allow for innovative models of care and the coordination of care in a bid to
bring down the cost of healthcare and increase efficiencies. What is the
HPCSA’s response to that?

RB: Subsequent to the release
of the HMI provisional report, the HPCSA held a workshop to look at the rules
and to determine why they were implemented in the first place. One of the
attorneys who were involved in the drafting of the rules is now compiling a
report on what informed those regulations. I hope to receive the report within
the next two weeks and then we will have another workshop to review the rules
and suggest how we can overcome the cited challenges with these rules. We are not
saying we will scrap or change these rules, but we will review them along with other
rules and regulations in the Act that have been identified as problematic. This
will inform us on how we should proceed and if new regulations should be

MVB: The cost and incidence of
medical negligence in the country are ballooning. What is the HPCSA doing to
address this critical issue?
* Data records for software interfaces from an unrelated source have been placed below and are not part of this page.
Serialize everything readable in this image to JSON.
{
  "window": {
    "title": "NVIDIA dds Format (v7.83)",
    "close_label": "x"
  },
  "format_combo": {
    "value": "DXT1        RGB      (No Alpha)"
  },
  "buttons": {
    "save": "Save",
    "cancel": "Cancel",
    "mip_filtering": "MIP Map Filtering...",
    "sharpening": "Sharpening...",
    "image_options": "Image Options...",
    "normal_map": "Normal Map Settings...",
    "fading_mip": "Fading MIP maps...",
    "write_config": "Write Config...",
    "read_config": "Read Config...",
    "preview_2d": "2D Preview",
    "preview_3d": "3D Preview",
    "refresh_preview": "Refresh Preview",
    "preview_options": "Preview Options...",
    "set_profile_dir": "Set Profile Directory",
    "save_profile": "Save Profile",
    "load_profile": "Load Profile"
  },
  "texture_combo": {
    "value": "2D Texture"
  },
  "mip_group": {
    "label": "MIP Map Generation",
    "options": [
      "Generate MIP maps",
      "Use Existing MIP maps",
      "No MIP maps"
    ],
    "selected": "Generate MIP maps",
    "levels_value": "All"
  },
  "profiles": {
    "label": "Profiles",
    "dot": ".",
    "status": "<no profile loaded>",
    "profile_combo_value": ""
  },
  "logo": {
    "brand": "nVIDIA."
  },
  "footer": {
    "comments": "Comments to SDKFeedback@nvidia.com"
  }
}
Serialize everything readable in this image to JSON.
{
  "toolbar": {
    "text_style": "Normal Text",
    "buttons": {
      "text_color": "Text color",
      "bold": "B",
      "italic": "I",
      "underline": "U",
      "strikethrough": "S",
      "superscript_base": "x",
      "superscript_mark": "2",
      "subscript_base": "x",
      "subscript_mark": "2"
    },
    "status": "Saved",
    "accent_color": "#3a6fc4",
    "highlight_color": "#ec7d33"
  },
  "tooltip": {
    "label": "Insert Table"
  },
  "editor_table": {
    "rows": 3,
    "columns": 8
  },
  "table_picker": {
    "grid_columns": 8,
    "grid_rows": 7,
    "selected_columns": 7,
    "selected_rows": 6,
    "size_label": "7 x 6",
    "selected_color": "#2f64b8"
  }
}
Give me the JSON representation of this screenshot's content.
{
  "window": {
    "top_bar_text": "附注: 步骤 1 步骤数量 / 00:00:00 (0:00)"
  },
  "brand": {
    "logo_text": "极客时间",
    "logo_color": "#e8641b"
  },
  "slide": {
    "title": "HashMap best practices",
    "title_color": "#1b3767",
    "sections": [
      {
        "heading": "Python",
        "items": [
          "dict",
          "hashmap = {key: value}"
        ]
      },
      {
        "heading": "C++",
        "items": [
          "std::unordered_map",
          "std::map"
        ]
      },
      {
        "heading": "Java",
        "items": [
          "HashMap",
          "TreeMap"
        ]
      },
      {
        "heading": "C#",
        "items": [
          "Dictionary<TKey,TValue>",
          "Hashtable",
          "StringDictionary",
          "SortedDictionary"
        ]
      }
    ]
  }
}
RW: Yes, it is getting out of hand,
but we need to understand that while there are legitimate complaints, the costs
are driven by lawyers who are taking on more cases and this leads to high
contingency fees in the public sector as more cases of litigation and
complaints are received. The HPCSA is currently working with the SA Law Review
Commission and the DoH on measures that can be taken to contain the costs in a
way that will protect both the public and practitioners. Currently, claims are
dealt with in terms of criminal law and I think this should change to create
legislation that specifically deal with claims of medical malpractice.

However, as the HPCSA, we have a role
to play in speeding up investigations. Currently, it takes between 18 months to
two years to conclude cases, but we are now working with the Council’s Complaints
Handling Unit to bring down that time to six months.  In the beginning of February, we also
appointed people with a health background, mostly medical practitioners, to
deal with cases as we receive them rather than them being dealt with by lawyers
who, in the past had to refer them to medical experts. They will specifically
decide on the cases that qualify for mediation and ensure that they are
mediated quickly, which we hope, will reduce the backlog of cases at the HPCSA
dramatically.  Only the more complicated
cases will then be referred for plenary investigation.

MVB: In the past many doctors
have complained about the inefficiencies in the registration process. How is
that being dealt with.

RB: Our new automated
online-registration system has streamlined the process for registrations and
renewals. We will also be introducing an online App by the end of March which
will allow practitioners to register quickly wherever they are as well as access
to other HPCSA services.

MVB: What would you state as
your main goals for the Council?

RB: I have been given an
organisation and a team and my aim is to ensure that we all work together and
are committed to overhauling the structures that have caused problems in the
past. I will also be focusing on communication to indicate the purpose of the
HPCSA and ensuring that it delivers on its mandate in order to win back the
confidence of the public and healthcare practitioners. We need to ensure that
there is value for money for practitioners. Towards that end, every member of
staff will need to understand why they work for the HPCSA and deliver on the
mandate of the Council. We need to know what is the “Smell of the Place” and
how to be an effective and efficient organisation.